Release Date: 05/04/2004
Contact: Lisa Lybbert, 202-564-6436 / 202-236-2426 (cell) / firstname.lastname@example.org
Ozone and Asthma
(Washington, D.C. - May 4, 2004) Ozone can aggravate asthma. When ozone levels are high, more people with asthma have attacks that require a doctor's attention or the use of additional medication. One reason this happens is that ozone makes people more sensitive to indoor and outdoor allergens such as pet dander, pollen, dust mites, mold, and pests, which are common triggers of asthma attacks. People with asthma are most severely affected by the reduced lung function and irritation that ozone causes in the respiratory system.
The U.S. Department of Health and Human Services reports that an average of one out of every 13 school-age children has asthma. Asthma is the most common long-term childhood disease, affecting 6.3 million children. The rate is rising more rapidly in preschool-aged children than in any other age group.
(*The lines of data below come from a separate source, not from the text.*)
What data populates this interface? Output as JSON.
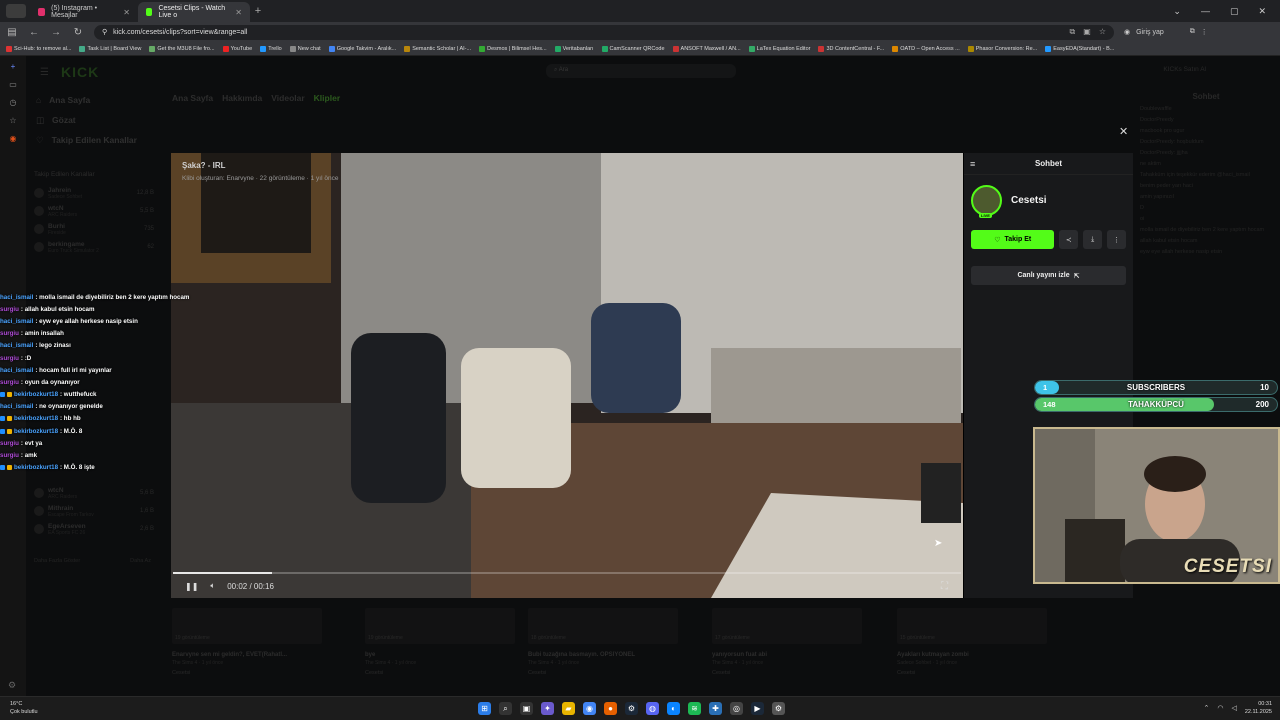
{
  "browser": {
    "tabs": [
      {
        "label": "(5) Instagram • Mesajlar",
        "color": "#e1306c"
      },
      {
        "label": "Cesetsi Clips - Watch Live o",
        "color": "#53fc18"
      }
    ],
    "url": "kick.com/cesetsi/clips?sort=view&range=all",
    "profile_label": "Giriş yap",
    "bookmarks": [
      "Sci-Hub: to remove al...",
      "Task List | Board View",
      "Get the M3U8 File fro...",
      "YouTube",
      "Trello",
      "New chat",
      "Google Takvim - Aralık...",
      "Semantic Scholar | AI-...",
      "Desmos | Bilimsel Hes...",
      "Veritabanları",
      "CamScanner QRCode",
      "ANSOFT Maxwell / AN...",
      "LaTex Equation Editor",
      "3D ContentCentral - F...",
      "OATD – Open Access ...",
      "Phasor Conversion: Re...",
      "EasyEDA(Standart) - B..."
    ],
    "bookmark_colors": [
      "#d33",
      "#4a8",
      "#6a6",
      "#e22",
      "#29f",
      "#888",
      "#4285f4",
      "#b8860b",
      "#3a3",
      "#2a6",
      "#2a6",
      "#c33",
      "#3a6",
      "#c33",
      "#d80",
      "#a80",
      "#29f"
    ]
  },
  "kick": {
    "logo": "KICK",
    "search_placeholder": "Ara",
    "buy_label": "KICKs Satın Al",
    "nav": [
      {
        "label": "Ana Sayfa",
        "icon": "home-icon",
        "glyph": "⌂"
      },
      {
        "label": "Gözat",
        "icon": "browse-icon",
        "glyph": "◫"
      },
      {
        "label": "Takip Edilen Kanallar",
        "icon": "heart-icon",
        "glyph": "♡"
      }
    ],
    "followed_header": "Takip Edilen Kanallar",
    "channels": [
      {
        "name": "Jahrein",
        "sub": "Sadece Sohbet",
        "viewers": "12,8 B"
      },
      {
        "name": "wtcN",
        "sub": "ARC Raiders",
        "viewers": "5,5 B"
      },
      {
        "name": "Burhi",
        "sub": "Fireside",
        "viewers": "735"
      },
      {
        "name": "berkingame",
        "sub": "Euro Truck Simulator 2",
        "viewers": "62"
      }
    ],
    "channels_lower": [
      {
        "name": "wtcN",
        "sub": "ARC Raiders",
        "viewers": "5,6 B"
      },
      {
        "name": "Mithrain",
        "sub": "Escape From Tarkov",
        "viewers": "1,6 B"
      },
      {
        "name": "EgeArseven",
        "sub": "EA Sports FC 26",
        "viewers": "2,6 B"
      }
    ],
    "show_more": "Daha Fazla Göster",
    "show_less": "Daha Az",
    "page_tabs": [
      "Ana Sayfa",
      "Hakkımda",
      "Videolar",
      "Klipler"
    ],
    "clips": [
      {
        "views": "19 görüntüleme",
        "title": "Enarvyne sen mi geldin?, EVET(Rahatl...",
        "meta": "The Sims 4 · 1 yıl önce",
        "author": "Cesetsi"
      },
      {
        "views": "19 görüntüleme",
        "title": "bye",
        "meta": "The Sims 4 · 1 yıl önce",
        "author": "Cesetsi"
      },
      {
        "views": "18 görüntüleme",
        "title": "Bubi tuzağına basmayın. OPSIYONEL",
        "meta": "The Sims 4 · 1 yıl önce",
        "author": "Cesetsi"
      },
      {
        "views": "17 görüntüleme",
        "title": "yanıyorsun fuat abi",
        "meta": "The Sims 4 · 1 yıl önce",
        "author": "Cesetsi"
      },
      {
        "views": "15 görüntüleme",
        "title": "Ayakları kutmayan zombi",
        "meta": "Sadece Sohbet · 1 yıl önce",
        "author": "Cesetsi"
      }
    ],
    "bg_chat_title": "Sohbet",
    "bg_chat": [
      "Doublewaffle",
      "DoctorPreedy",
      "macbook pro ugur",
      "DoctorPreedy: hoşbuldum",
      "DoctorPreedy: jjjjha",
      "ne aktim",
      "Tahakküm için teşekkür ederim @haci_ismail",
      "benim peder yarı haci",
      "amin yapınızıl",
      "D",
      "oi",
      "molla ismail de diyebiliriz ben 2 kere yaptım hocam",
      "allah kabul etsin hocam",
      "eyw eye allah herkese nasip etsin"
    ]
  },
  "modal": {
    "title": "Şaka? - IRL",
    "meta": "Klibi oluşturan: Enarvyne · 22 görüntüleme · 1 yıl önce",
    "time": "00:02 / 00:16",
    "progress": 0.125,
    "side_title": "Sohbet",
    "channel_name": "Cesetsi",
    "live_badge": "LIVE",
    "follow_label": "Takip Et",
    "watch_live_label": "Canlı yayını izle"
  },
  "overlay": {
    "chat": [
      {
        "user": "haci_ismail",
        "msg": ": molla ismail de diyebiliriz ben 2 kere yaptım hocam",
        "purple": false,
        "badges": 0
      },
      {
        "user": "surgiu",
        "msg": ": allah kabul etsin hocam",
        "purple": true,
        "badges": 0
      },
      {
        "user": "haci_ismail",
        "msg": ": eyw eye allah herkese nasip etsin",
        "purple": false,
        "badges": 0
      },
      {
        "user": "surgiu",
        "msg": ": amin insallah",
        "purple": true,
        "badges": 0
      },
      {
        "user": "haci_ismail",
        "msg": ": lego zinası",
        "purple": false,
        "badges": 0
      },
      {
        "user": "surgiu",
        "msg": ": :D",
        "purple": true,
        "badges": 0
      },
      {
        "user": "haci_ismail",
        "msg": ": hocam full irl mi yayınlar",
        "purple": false,
        "badges": 0
      },
      {
        "user": "surgiu",
        "msg": ": oyun da oynanıyor",
        "purple": true,
        "badges": 0
      },
      {
        "user": "bekirbozkurt18",
        "msg": ": wutthefuck",
        "purple": false,
        "badges": 2
      },
      {
        "user": "haci_ismail",
        "msg": ": ne oynanıyor genelde",
        "purple": false,
        "badges": 0
      },
      {
        "user": "bekirbozkurt18",
        "msg": ": hb hb",
        "purple": false,
        "badges": 2
      },
      {
        "user": "bekirbozkurt18",
        "msg": ": M.Ö. 8",
        "purple": false,
        "badges": 2
      },
      {
        "user": "surgiu",
        "msg": ": evt ya",
        "purple": true,
        "badges": 0
      },
      {
        "user": "surgiu",
        "msg": ": amk",
        "purple": true,
        "badges": 0
      },
      {
        "user": "bekirbozkurt18",
        "msg": ": M.Ö. 8 işte",
        "purple": false,
        "badges": 2
      }
    ],
    "bars": [
      {
        "label": "SUBSCRIBERS",
        "current": "1",
        "goal": "10",
        "fraction": 0.1,
        "color": "#3ec3e8"
      },
      {
        "label": "TAHAKKÜPCÜ",
        "current": "148",
        "goal": "200",
        "fraction": 0.74,
        "color": "#58c76a"
      }
    ],
    "cam_watermark": "CESETSI"
  },
  "taskbar": {
    "temp": "16°C",
    "weather": "Çok bulutlu",
    "time": "00:31",
    "date": "22.11.2025",
    "apps": [
      {
        "icon": "windows-start-icon",
        "glyph": "⊞",
        "color": "#2b7de9"
      },
      {
        "icon": "search-icon",
        "glyph": "⌕",
        "color": "#333"
      },
      {
        "icon": "task-view-icon",
        "glyph": "▣",
        "color": "#333"
      },
      {
        "icon": "copilot-icon",
        "glyph": "✦",
        "color": "#6a5acd"
      },
      {
        "icon": "file-explorer-icon",
        "glyph": "▰",
        "color": "#e8b400"
      },
      {
        "icon": "chrome-icon",
        "glyph": "◉",
        "color": "#4285f4"
      },
      {
        "icon": "firefox-icon",
        "glyph": "●",
        "color": "#e66000"
      },
      {
        "icon": "steam-icon",
        "glyph": "⚙",
        "color": "#1b2838"
      },
      {
        "icon": "discord-icon",
        "glyph": "◍",
        "color": "#5865f2"
      },
      {
        "icon": "edge-icon",
        "glyph": "◐",
        "color": "#0a84ff"
      },
      {
        "icon": "spotify-icon",
        "glyph": "≋",
        "color": "#1db954"
      },
      {
        "icon": "network-app-icon",
        "glyph": "✚",
        "color": "#2a6fb5"
      },
      {
        "icon": "obs-icon",
        "glyph": "◎",
        "color": "#444"
      },
      {
        "icon": "steam-taskbar-icon",
        "glyph": "▶",
        "color": "#1b2838"
      },
      {
        "icon": "settings-icon",
        "glyph": "⚙",
        "color": "#555"
      }
    ]
  }
}
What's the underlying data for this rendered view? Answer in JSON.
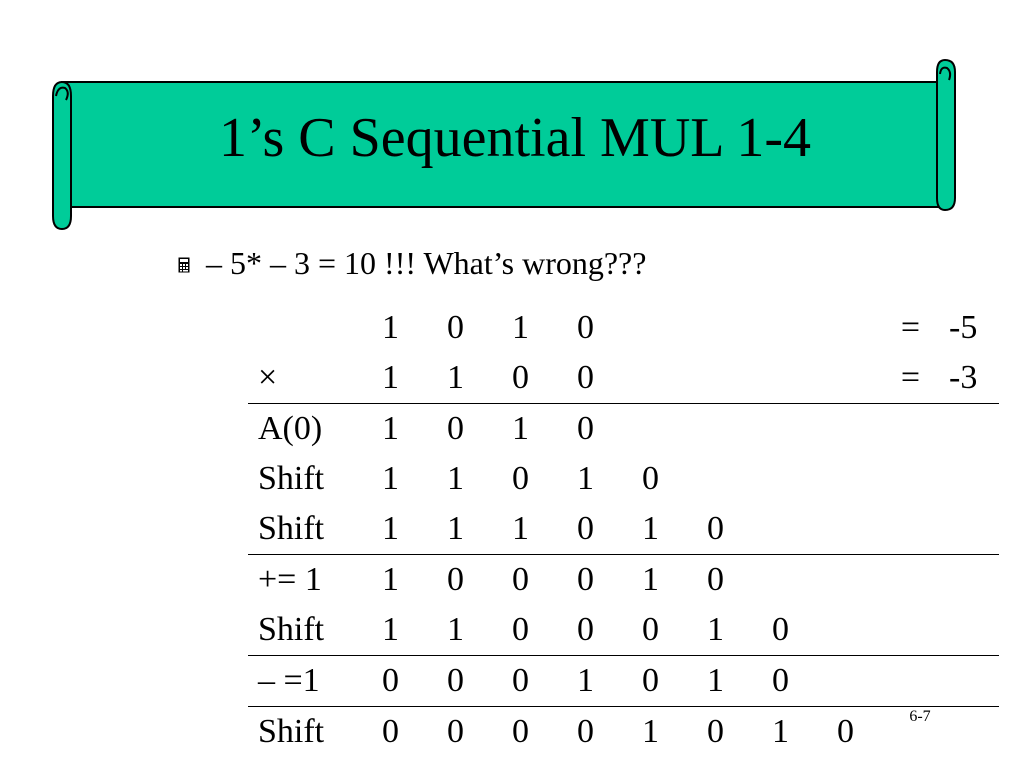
{
  "slide": {
    "title": "1’s C Sequential MUL 1-4",
    "bullet_icon": "calculator-icon",
    "bullet_text": "– 5* – 3 = 10 !!! What’s wrong???",
    "page_number": "6-7"
  },
  "colors": {
    "banner_fill": "#00CC99",
    "banner_outline": "#000000"
  },
  "table": {
    "rows": [
      {
        "label": "",
        "bits": [
          "1",
          "0",
          "1",
          "0",
          "",
          "",
          "",
          ""
        ],
        "eq": "=",
        "value": "-5",
        "sep": false
      },
      {
        "label": "×",
        "bits": [
          "1",
          "1",
          "0",
          "0",
          "",
          "",
          "",
          ""
        ],
        "eq": "=",
        "value": "-3",
        "sep": false
      },
      {
        "label": "A(0)",
        "bits": [
          "1",
          "0",
          "1",
          "0",
          "",
          "",
          "",
          ""
        ],
        "eq": "",
        "value": "",
        "sep": true
      },
      {
        "label": "Shift",
        "bits": [
          "1",
          "1",
          "0",
          "1",
          "0",
          "",
          "",
          ""
        ],
        "eq": "",
        "value": "",
        "sep": false
      },
      {
        "label": "Shift",
        "bits": [
          "1",
          "1",
          "1",
          "0",
          "1",
          "0",
          "",
          ""
        ],
        "eq": "",
        "value": "",
        "sep": false
      },
      {
        "label": "+= 1",
        "bits": [
          "1",
          "0",
          "0",
          "0",
          "1",
          "0",
          "",
          ""
        ],
        "eq": "",
        "value": "",
        "sep": true
      },
      {
        "label": "Shift",
        "bits": [
          "1",
          "1",
          "0",
          "0",
          "0",
          "1",
          "0",
          ""
        ],
        "eq": "",
        "value": "",
        "sep": false
      },
      {
        "label": "– =1",
        "bits": [
          "0",
          "0",
          "0",
          "1",
          "0",
          "1",
          "0",
          ""
        ],
        "eq": "",
        "value": "",
        "sep": true
      },
      {
        "label": "Shift",
        "bits": [
          "0",
          "0",
          "0",
          "0",
          "1",
          "0",
          "1",
          "0"
        ],
        "eq": "",
        "value": "",
        "sep": true
      }
    ]
  }
}
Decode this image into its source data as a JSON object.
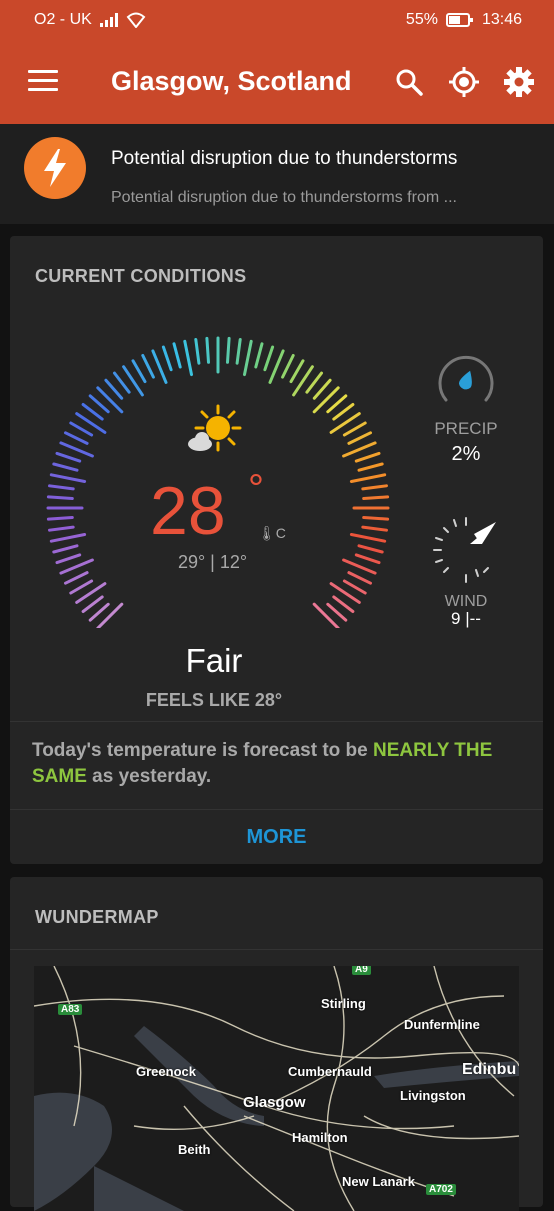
{
  "status": {
    "carrier": "O2 - UK",
    "battery": "55%",
    "time": "13:46"
  },
  "header": {
    "title": "Glasgow, Scotland"
  },
  "alert": {
    "title": "Potential disruption due to thunderstorms",
    "subtitle": "Potential disruption due to thunderstorms from ..."
  },
  "current": {
    "section_title": "CURRENT CONDITIONS",
    "temp": "28",
    "deg": "°",
    "unit": "C",
    "hilo": "29° | 12°",
    "condition": "Fair",
    "feels_like": "FEELS LIKE 28°",
    "precip_label": "PRECIP",
    "precip_value": "2%",
    "wind_label": "WIND",
    "wind_value": "9 |--",
    "forecast_pre": "Today's temperature is forecast to be ",
    "forecast_em": "NEARLY THE SAME",
    "forecast_post": " as yesterday.",
    "more_label": "MORE"
  },
  "map": {
    "section_title": "WUNDERMAP",
    "places": [
      {
        "name": "Stirling"
      },
      {
        "name": "Dunfermline"
      },
      {
        "name": "Greenock"
      },
      {
        "name": "Cumbernauld"
      },
      {
        "name": "Edinbu"
      },
      {
        "name": "Livingston"
      },
      {
        "name": "Glasgow"
      },
      {
        "name": "Hamilton"
      },
      {
        "name": "Beith"
      },
      {
        "name": "New Lanark"
      }
    ],
    "roads": [
      "A83",
      "A9",
      "A702"
    ]
  },
  "colors": {
    "accent": "#c9482a",
    "alert": "#f17c2c",
    "temp": "#e8523a",
    "more": "#1e95d6",
    "highlight": "#8ec63f"
  }
}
Today, the Environmental Protection Agency released “The Ozone Report: Measuring Progress through 2003.” The reports shows that in 2003, ozone levels nationwide were the lowest they have been since 1980. Vehicle exhaust and industrial emissions are major sources of pollution that form ozone. Areas across the United States are taking actions to implement this nation’s most protective ozone standard. National rules that will result in reducing these emissions even further are being put in place by the Bush Administration.
Ozone Report Information
To view the full ozone report, visit: https://www.epa.gov/airtrends/
To interview with an ozone expert, contact: Lisa Lybbert, 202-564-6436 / 202-236-2426 cell